That approval was granted Sept. 30 after efforts to include the Maryland and Virginia lawmakers’ provision in a continuing resolution funding the government was unsuccessful. 

Sept. 30 was the last day the Pentagon could have reallocated the money. The new fiscal year starts Oct. 1, and even though the government is funded at fiscal year 2010 levels, it is considered a new year and the Pentagon could no longer reallocate the money for other uses without permission from Congress. 

The Maryland and Virginia delegations are now eyeing negotiations over the 2011 Pentagon-spending bill for their project. Once again, the lawmakers likely will face opposition from the Senate, particularly from Republican leaders.

Democratic Reps. Jim Moran (Va.) and Chris Van Hollen (Md.), as well as Democratic Sens. Barbara Mikulski (Md.) and Ben Cardin (D-Md.), have been fighting for almost a year to secure funds to widen roads and intersections near Bethesda Naval Hospital and Fort Belvoir, Va.

Their intent is to help the Washington suburbs cope with the thousands of workers and wounded veterans traveling to those hospitals as a result of the most recent base realignment and closure (BRAC) effort. As part of the effort, the Walter Reed Army Medical Center will be closed and folded into the Bethesda hospital. An additional 12,000 employees would also be traveling into Fort Belvoir each day.

The fight originated with a technical snafu. 

In a rare move, funds for the Maryland and Virginia road projects were “airdropped” into the 2010 defense appropriations bill during conference negotiations after neither chamber included money in its version of the bill. 

But there was a problem: The $300 million was allotted for the Defense Health Affairs account, which does not have the statutory authority to spend the money on transportation infrastructure. 

Senior Pentagon officials worked closely with lawmakers on language in the CR that would have allowed the $300 million to be transferred to the Office of Economic Adjustment, according to a source familiar with the issue. Because the money was allocated in the wrong account, the Pentagon had not been able to spend it.

While officials in the Pentagon were trying to help the politicians allocate the money for the traffic abatement projects, in August they also decided to ask Congress for permission to spend the $300 million for research and medical equipment to treat wounded troops if the money could not be reallocated for transportation use. 

The Washington-area lawmakers face a renewed battle when they return from the November elections over the adoption of the 2011 Pentagon-spending bill.
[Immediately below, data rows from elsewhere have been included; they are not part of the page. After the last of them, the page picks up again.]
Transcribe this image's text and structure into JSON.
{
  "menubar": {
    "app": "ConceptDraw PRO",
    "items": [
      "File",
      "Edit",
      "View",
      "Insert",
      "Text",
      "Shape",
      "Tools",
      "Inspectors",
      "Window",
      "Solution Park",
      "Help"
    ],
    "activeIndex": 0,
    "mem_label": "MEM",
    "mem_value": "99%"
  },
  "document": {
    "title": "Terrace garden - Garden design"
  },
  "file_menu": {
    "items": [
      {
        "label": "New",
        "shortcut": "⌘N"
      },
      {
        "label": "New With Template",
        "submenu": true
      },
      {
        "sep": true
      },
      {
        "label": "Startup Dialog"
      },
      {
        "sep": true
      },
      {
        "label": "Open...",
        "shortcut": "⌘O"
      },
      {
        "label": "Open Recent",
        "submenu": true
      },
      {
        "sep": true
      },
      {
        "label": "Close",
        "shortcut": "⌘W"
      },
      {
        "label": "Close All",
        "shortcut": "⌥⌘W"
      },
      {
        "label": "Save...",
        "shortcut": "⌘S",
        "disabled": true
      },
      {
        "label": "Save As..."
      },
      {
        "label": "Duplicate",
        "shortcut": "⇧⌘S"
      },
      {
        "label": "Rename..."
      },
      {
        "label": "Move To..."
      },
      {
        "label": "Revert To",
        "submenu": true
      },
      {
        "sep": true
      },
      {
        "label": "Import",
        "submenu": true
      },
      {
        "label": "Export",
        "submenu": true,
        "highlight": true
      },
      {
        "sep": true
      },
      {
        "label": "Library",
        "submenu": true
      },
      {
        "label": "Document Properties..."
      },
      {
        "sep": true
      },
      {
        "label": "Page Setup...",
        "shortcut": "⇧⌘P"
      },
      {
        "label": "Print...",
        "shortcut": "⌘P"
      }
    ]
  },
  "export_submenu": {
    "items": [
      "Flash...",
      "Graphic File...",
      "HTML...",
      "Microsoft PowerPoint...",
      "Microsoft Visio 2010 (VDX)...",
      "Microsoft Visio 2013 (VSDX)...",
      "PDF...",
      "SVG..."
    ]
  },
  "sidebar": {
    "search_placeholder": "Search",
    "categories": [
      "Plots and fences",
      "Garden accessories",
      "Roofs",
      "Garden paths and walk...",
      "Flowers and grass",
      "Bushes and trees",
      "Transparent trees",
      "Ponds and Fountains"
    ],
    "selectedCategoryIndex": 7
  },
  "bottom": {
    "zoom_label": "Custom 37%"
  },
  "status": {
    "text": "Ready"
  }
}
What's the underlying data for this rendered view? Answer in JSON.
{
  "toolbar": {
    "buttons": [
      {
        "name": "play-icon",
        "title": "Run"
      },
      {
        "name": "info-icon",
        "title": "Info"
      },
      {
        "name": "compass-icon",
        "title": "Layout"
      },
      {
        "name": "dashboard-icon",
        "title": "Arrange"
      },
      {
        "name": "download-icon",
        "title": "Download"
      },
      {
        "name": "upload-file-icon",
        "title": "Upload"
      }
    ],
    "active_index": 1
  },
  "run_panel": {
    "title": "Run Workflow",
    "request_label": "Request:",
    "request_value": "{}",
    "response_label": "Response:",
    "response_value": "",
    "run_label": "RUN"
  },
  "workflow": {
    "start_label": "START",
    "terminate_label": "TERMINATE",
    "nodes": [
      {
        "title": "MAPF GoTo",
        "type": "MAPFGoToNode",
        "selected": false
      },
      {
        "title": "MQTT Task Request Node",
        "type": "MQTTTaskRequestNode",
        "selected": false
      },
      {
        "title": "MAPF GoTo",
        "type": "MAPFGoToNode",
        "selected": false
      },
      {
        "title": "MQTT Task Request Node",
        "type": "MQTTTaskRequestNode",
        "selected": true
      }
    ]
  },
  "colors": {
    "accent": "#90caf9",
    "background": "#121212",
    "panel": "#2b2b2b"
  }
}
This time around, the money has been intended directly for the Office of Economic Adjustment.  

The lawmakers have expressed a sense of urgency for the $300 million because the actions mandated by the BRAC round have to be completed by September 2011.